(The input Opens)
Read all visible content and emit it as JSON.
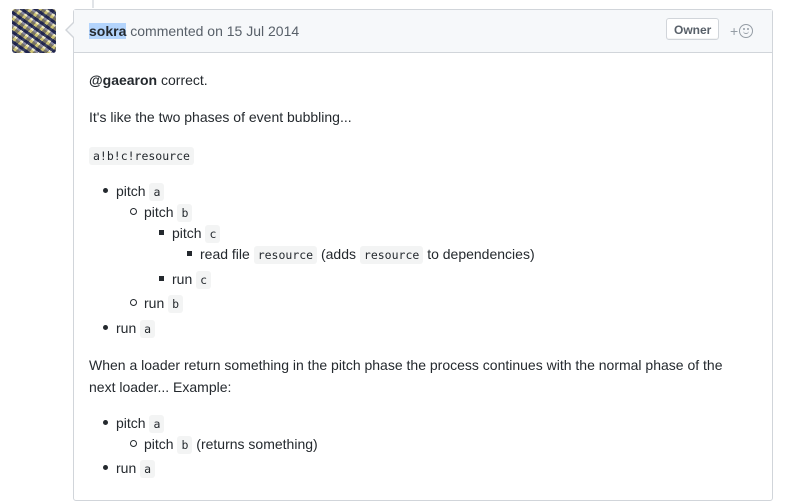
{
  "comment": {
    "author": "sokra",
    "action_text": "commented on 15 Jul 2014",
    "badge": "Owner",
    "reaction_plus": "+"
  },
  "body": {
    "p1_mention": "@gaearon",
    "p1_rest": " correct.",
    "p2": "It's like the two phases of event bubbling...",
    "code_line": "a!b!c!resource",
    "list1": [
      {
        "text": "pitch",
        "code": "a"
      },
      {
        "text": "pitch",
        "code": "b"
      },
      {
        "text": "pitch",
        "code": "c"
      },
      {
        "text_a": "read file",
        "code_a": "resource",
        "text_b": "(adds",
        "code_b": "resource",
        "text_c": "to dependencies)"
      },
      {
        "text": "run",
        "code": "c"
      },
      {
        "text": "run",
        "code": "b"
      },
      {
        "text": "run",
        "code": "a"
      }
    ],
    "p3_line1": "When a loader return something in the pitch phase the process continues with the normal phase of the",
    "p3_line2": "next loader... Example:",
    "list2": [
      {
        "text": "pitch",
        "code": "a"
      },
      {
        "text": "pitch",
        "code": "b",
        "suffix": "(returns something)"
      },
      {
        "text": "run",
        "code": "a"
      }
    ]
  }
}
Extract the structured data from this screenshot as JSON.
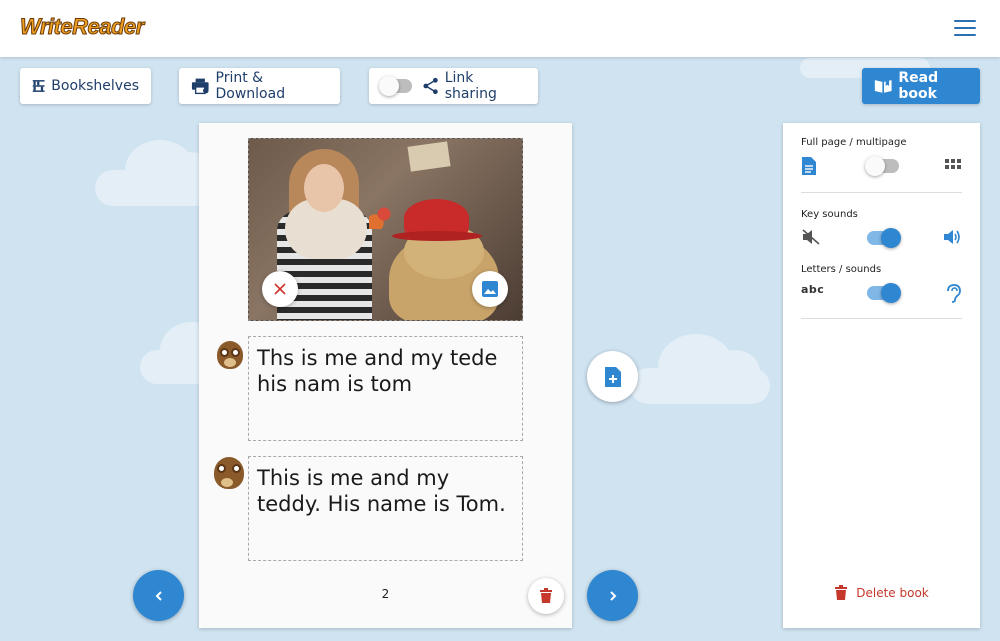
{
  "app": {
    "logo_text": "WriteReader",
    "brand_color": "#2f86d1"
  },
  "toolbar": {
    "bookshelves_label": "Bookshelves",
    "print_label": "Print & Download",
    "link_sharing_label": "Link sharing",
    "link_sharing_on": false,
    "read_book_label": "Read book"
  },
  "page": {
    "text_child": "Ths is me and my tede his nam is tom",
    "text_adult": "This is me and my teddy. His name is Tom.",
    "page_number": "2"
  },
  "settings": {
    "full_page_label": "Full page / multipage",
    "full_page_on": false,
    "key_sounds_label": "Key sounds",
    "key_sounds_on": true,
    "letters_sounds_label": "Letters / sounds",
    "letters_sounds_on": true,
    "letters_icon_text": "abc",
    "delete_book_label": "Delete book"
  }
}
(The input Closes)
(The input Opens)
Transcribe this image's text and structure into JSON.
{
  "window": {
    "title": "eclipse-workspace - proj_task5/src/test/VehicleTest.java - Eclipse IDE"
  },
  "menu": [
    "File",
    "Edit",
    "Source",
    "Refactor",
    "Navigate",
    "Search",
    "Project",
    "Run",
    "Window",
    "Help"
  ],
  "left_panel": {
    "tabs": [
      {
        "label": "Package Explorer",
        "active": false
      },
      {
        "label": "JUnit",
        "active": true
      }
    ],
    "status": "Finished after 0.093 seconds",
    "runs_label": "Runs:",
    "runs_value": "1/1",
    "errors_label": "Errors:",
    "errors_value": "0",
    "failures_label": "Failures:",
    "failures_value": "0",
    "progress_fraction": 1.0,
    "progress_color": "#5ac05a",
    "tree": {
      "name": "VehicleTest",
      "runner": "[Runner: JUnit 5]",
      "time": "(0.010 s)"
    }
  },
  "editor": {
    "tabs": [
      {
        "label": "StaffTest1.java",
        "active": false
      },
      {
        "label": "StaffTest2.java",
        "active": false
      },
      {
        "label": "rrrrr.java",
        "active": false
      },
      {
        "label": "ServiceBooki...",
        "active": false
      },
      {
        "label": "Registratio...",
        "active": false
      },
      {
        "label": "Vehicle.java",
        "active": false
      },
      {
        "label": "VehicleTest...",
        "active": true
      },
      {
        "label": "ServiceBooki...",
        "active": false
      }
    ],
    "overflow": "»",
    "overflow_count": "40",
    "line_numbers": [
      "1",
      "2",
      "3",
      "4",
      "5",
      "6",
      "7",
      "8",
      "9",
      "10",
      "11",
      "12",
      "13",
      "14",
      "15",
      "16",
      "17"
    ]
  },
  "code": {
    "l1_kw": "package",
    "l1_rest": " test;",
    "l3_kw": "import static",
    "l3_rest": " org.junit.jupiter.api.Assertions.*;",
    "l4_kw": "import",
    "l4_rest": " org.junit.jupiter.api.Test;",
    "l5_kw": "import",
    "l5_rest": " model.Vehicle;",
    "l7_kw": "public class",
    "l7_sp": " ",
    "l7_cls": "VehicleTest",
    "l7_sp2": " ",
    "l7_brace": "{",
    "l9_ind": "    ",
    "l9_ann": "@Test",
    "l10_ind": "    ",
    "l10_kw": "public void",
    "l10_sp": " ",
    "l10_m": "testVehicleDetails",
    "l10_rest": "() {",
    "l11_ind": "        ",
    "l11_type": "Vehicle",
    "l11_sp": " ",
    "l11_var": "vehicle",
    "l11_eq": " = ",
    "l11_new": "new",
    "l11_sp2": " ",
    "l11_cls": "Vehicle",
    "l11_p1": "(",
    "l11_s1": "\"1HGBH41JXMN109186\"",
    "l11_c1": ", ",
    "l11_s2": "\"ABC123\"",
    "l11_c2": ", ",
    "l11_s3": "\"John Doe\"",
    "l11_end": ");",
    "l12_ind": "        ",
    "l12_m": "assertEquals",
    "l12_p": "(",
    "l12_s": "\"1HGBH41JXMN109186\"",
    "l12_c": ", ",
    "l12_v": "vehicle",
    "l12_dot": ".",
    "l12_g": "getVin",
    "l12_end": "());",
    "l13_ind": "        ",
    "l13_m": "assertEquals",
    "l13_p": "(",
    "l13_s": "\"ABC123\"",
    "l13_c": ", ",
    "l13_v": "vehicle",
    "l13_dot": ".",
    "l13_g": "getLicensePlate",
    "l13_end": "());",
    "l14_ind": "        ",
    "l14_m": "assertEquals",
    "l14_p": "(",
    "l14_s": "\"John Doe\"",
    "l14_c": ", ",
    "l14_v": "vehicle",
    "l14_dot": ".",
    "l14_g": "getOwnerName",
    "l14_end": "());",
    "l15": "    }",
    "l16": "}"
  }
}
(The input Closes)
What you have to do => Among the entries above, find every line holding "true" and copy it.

Response to this task =>
    "key_sounds_on": true,
    "letters_sounds_on": true,
        "active": true
        "active": true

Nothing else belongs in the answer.